How the internal debate over trade plays out within the Trump administration will matter enormously for the future of U.S.-China relations. For decades, the United States has tried to engage China economically in hopes of feathering Beijing into the liberal international order. Under President Barack Obama, the strategy underwent a marked shift: although bilateral economic ties between the United States and China remained strong, the Obama administration unmistakably pushed the Trans-Pacific Partnership as a multilateral effort to isolate China economically—something not lost on Beijing.
Trump’s trade war with China is a continuation of this strategy of economic containment, albeit with a distinctly unilateralist tilt. As of yet, however, the Trump administration’s endgame is desperately unclear. Does the United States want to contain China over the long term in hopes of preserving American primacy in the Asia-Pacific? Is Trump angling for a near-term grand bargain with Beijing that might put the bilateral relationship on firmer foundations? Or does the Trump administration simply lack a shared strategic vision for U.S.-China relations?
Until these questions are answered, America’s economic policy toward China will continue to be riven by contradictions. Those who favor a strong, positive, and open economic relationship between the United States and China had better hope that such ambivalence is resolved in favor of the moderates.
Ben Smith is an MA student at Colorado State University, where his research focuses on international political economy. Peter Harris is an assistant professor of political science at Colorado State University. You can follow him on Twitter: Image: Reuters

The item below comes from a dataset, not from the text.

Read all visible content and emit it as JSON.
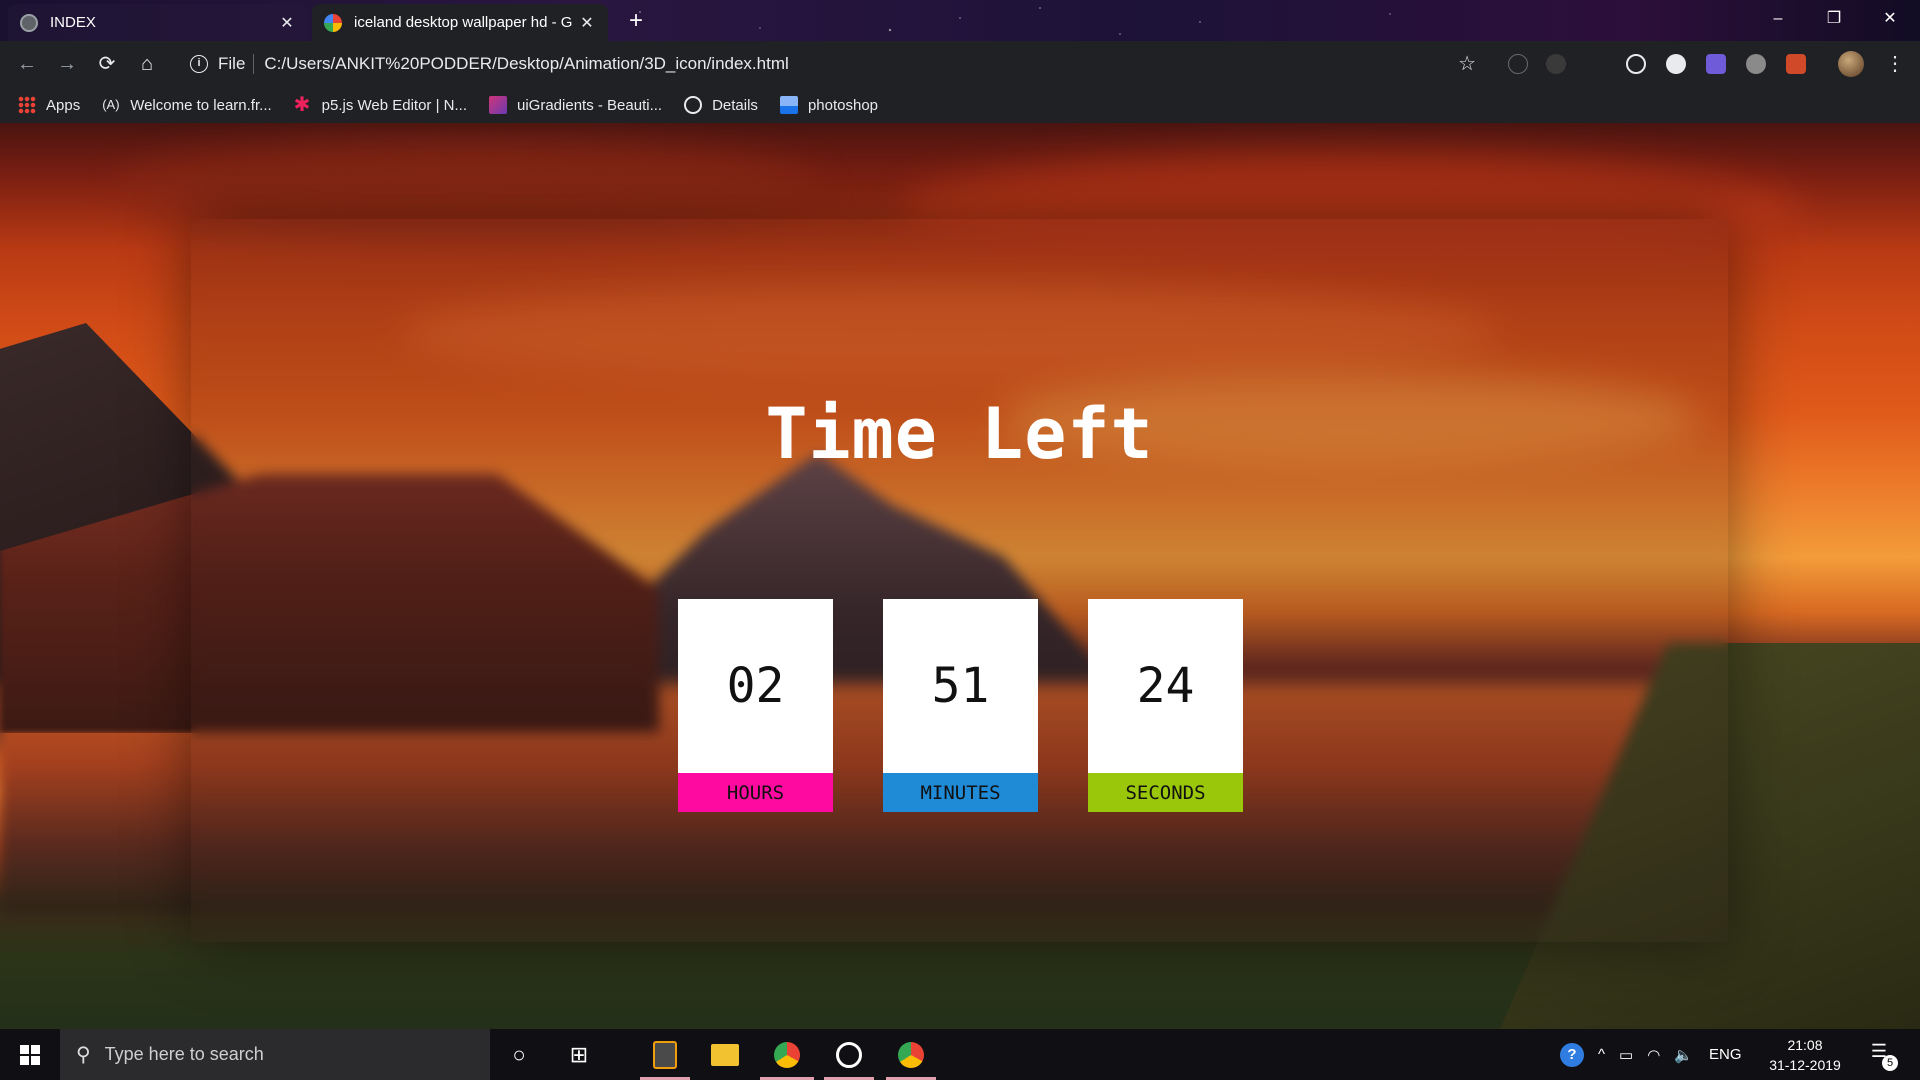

Peter Harris is an assistant professor of political science at Colorado State University. You can follow him on Twitter:@ipeterharris.